Posted on 2006-10-28 16:45:52 by arafel
I meant no disrespect and the PC cost wasn't the issue. It was cost of goods and what a skill is worth.

True very true... there are a lot of "whirly gigs" put on PC's today. I was just trying to point out people doing an international job should price themselves according to market.. Even if it's a part-time job... if you give it away, no one is going to say, "oh please, let me pay you more."

Last time I checked the majority of hardware and software purchases are made by Americans... Soon the Asian Market will be where it should (assuming the world doesn't hit a financial slump) and then competition will set the price.

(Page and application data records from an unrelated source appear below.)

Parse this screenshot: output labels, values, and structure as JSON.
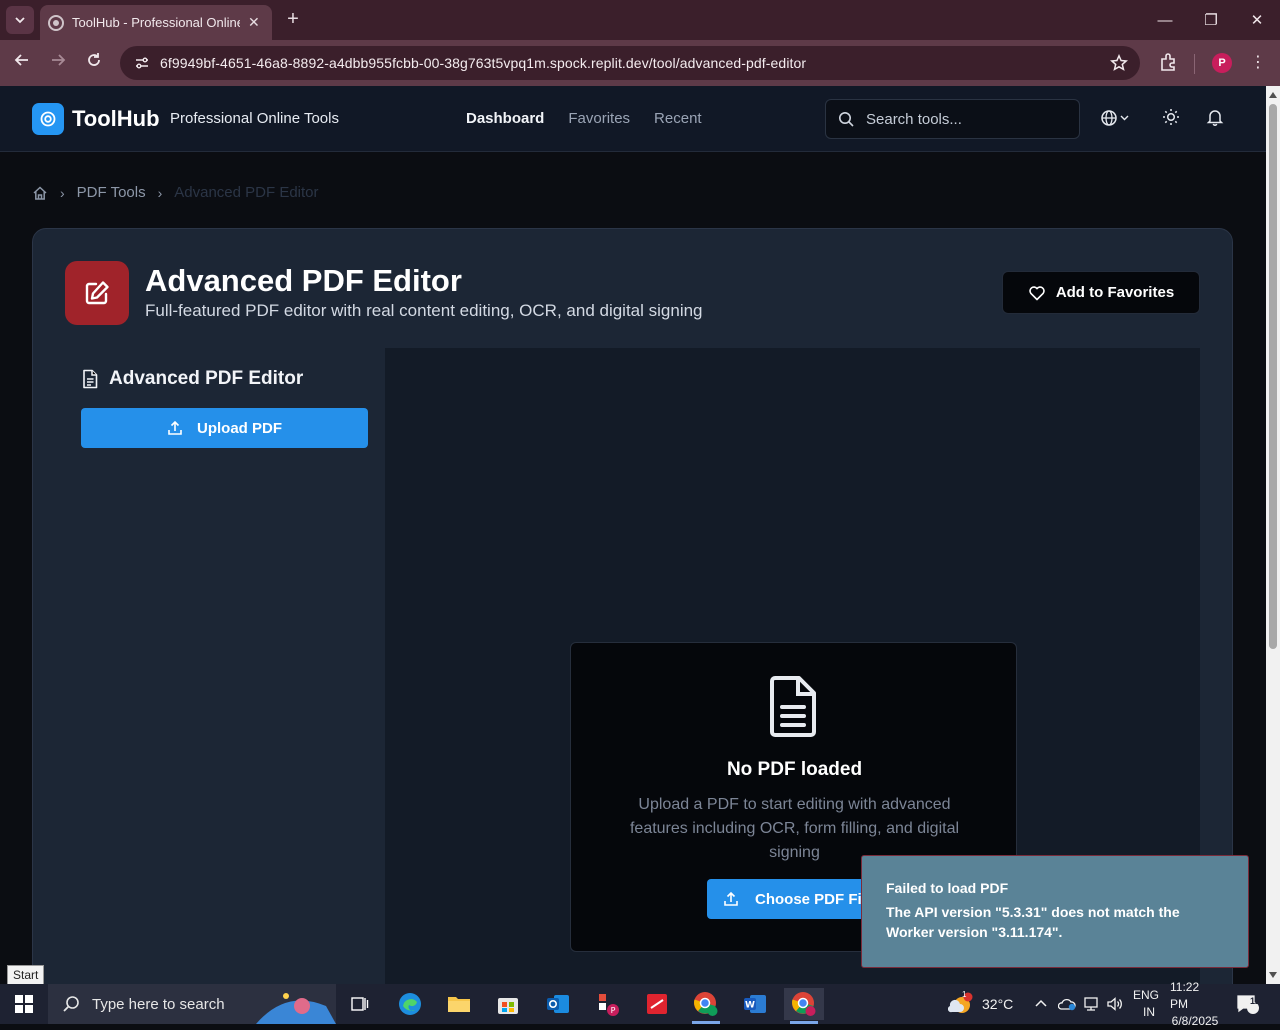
{
  "browser": {
    "tab_title": "ToolHub - Professional Online Tools",
    "url": "6f9949bf-4651-46a8-8892-a4dbb955fcbb-00-38g763t5vpq1m.spock.replit.dev/tool/advanced-pdf-editor",
    "profile_initial": "P"
  },
  "header": {
    "brand": "ToolHub",
    "tagline": "Professional Online Tools",
    "nav": [
      "Dashboard",
      "Favorites",
      "Recent"
    ],
    "search_placeholder": "Search tools..."
  },
  "breadcrumb": {
    "section": "PDF Tools",
    "current": "Advanced PDF Editor"
  },
  "tool": {
    "title": "Advanced PDF Editor",
    "description": "Full-featured PDF editor with real content editing, OCR, and digital signing",
    "favorite_label": "Add to Favorites"
  },
  "sidebar": {
    "title": "Advanced PDF Editor",
    "upload_label": "Upload PDF"
  },
  "empty_state": {
    "title": "No PDF loaded",
    "description": "Upload a PDF to start editing with advanced features including OCR, form filling, and digital signing",
    "button_label": "Choose PDF File"
  },
  "toast": {
    "title": "Failed to load PDF",
    "message": "The API version \"5.3.31\" does not match the Worker version \"3.11.174\"."
  },
  "taskbar": {
    "start_tooltip": "Start",
    "search_placeholder": "Type here to search",
    "weather": "32°C",
    "lang_top": "ENG",
    "lang_bottom": "IN",
    "time": "11:22 PM",
    "date": "6/8/2025",
    "notification_count": "12",
    "weather_badge": "1"
  },
  "colors": {
    "accent": "#2590ea",
    "tool_icon_bg": "#a0232a",
    "toast_bg": "#5a8397"
  }
}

So once again... do a project plan and try to not sell yourself short. Last thing you want is to get sued over sloppy work because you didn't plan for it and tried to cut corners.
Posted on 2006-10-28 22:44:10 by Duh_Newbie
The company I was formerly with before my move to Kelowna needed a program written for a StrongARM handheld and asked if I would tackle the project. This was ofcourse the reason for my shortlived interest in embedded programming and the ARM processor in general. I quoted a price of $3000.00 Canadian, a company in India quoted $350.00 for the same program. Eventually they did go with mine as it was much smaller and less buggy but they bought the other first. It was only after attempting to get support for a large number of bugs and problems with the programmer not understanding the business or usage that they gave up and paid me to do it. It took roughly 3 months to learn enough about the PPC and ARM to write the program and test it in the field, a total of around 200 hours. That only works out to $15.00 an hour which was much much less than my base salary, they got one hell of a  deal. Did it bother me ? not really, I don't do this for a living and so it was more of a puzzle to entertain me, the money was a bonus.

In short, don't expect that you can compete with the "discount" off shore software houses in terms of price, you'll never win. The only thing you can offer is support, market knowledge and quality, if the customer is looking for a bargain at any level of quality then walk away, you have already lost the bid.

As a final piece of advise, go to rentacoder and other sites like it, you can usually get a rough idea of what customers are expecting to pay for similar software, at the very least it gives you a starting point.

Posted on 2006-10-29 11:25:24 by donkey
I forgot to thank you guys for your answers, so... Thank you guys for your answers xD The lecture was very helpful ^^
Posted on 2006-11-02 12:27:32 by ti_mo_n